> [Task instructions]:
All entries are to be returned verbatim.

-------

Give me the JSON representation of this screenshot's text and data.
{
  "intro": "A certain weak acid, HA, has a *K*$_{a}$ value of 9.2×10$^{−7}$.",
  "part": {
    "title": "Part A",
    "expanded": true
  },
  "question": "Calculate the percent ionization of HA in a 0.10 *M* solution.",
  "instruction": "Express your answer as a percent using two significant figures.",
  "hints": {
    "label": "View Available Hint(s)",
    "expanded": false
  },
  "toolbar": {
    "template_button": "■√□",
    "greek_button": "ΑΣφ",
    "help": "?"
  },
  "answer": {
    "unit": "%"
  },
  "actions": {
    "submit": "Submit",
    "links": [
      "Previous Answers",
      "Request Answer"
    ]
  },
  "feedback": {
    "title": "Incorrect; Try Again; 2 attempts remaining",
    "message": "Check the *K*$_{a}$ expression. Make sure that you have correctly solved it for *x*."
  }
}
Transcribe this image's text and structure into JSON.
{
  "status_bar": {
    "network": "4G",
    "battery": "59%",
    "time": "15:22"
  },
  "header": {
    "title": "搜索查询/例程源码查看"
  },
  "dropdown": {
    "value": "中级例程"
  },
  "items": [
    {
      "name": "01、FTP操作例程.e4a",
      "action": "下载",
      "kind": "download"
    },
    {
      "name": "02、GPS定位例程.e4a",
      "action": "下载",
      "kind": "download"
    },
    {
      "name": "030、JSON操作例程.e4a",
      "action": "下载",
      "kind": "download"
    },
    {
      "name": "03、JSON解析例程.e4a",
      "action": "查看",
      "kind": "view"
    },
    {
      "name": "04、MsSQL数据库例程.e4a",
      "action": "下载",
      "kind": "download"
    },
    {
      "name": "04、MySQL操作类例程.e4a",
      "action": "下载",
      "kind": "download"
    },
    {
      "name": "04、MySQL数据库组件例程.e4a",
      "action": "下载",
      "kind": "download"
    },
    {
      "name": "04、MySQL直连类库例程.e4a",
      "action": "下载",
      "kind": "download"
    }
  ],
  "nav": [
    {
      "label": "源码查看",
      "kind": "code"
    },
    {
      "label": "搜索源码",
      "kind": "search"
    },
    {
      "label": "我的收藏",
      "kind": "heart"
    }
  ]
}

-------

> [Answer section]:
Give me the JSON representation of this screenshot's text and data.
{
  "intro": "A certain weak acid, HA, has a *K*$_{a}$ value of 9.2×10$^{−7}$.",
  "part": {
    "title": "Part A",
    "expanded": true
  },
  "question": "Calculate the percent ionization of HA in a 0.10 *M* solution.",
  "instruction": "Express your answer as a percent using two significant figures.",
  "hints": {
    "label": "View Available Hint(s)",
    "expanded": false
  },
  "toolbar": {
    "template_button": "■√□",
    "greek_button": "ΑΣφ",
    "help": "?"
  },
  "answer": {
    "unit": "%"
  },
  "actions": {
    "submit": "Submit",
    "links": [
      "Previous Answers",
      "Request Answer"
    ]
  },
  "feedback": {
    "title": "Incorrect; Try Again; 2 attempts remaining",
    "message": "Check the *K*$_{a}$ expression. Make sure that you have correctly solved it for *x*."
  }
}
Transcribe this image's text and structure into JSON.
{
  "status_bar": {
    "network": "4G",
    "battery": "59%",
    "time": "15:22"
  },
  "header": {
    "title": "搜索查询/例程源码查看"
  },
  "dropdown": {
    "value": "中级例程"
  },
  "items": [
    {
      "name": "01、FTP操作例程.e4a",
      "action": "下载",
      "kind": "download"
    },
    {
      "name": "02、GPS定位例程.e4a",
      "action": "下载",
      "kind": "download"
    },
    {
      "name": "030、JSON操作例程.e4a",
      "action": "下载",
      "kind": "download"
    },
    {
      "name": "03、JSON解析例程.e4a",
      "action": "查看",
      "kind": "view"
    },
    {
      "name": "04、MsSQL数据库例程.e4a",
      "action": "下载",
      "kind": "download"
    },
    {
      "name": "04、MySQL操作类例程.e4a",
      "action": "下载",
      "kind": "download"
    },
    {
      "name": "04、MySQL数据库组件例程.e4a",
      "action": "下载",
      "kind": "download"
    },
    {
      "name": "04、MySQL直连类库例程.e4a",
      "action": "下载",
      "kind": "download"
    }
  ],
  "nav": [
    {
      "label": "源码查看",
      "kind": "code"
    },
    {
      "label": "搜索源码",
      "kind": "search"
    },
    {
      "label": "我的收藏",
      "kind": "heart"
    }
  ]
}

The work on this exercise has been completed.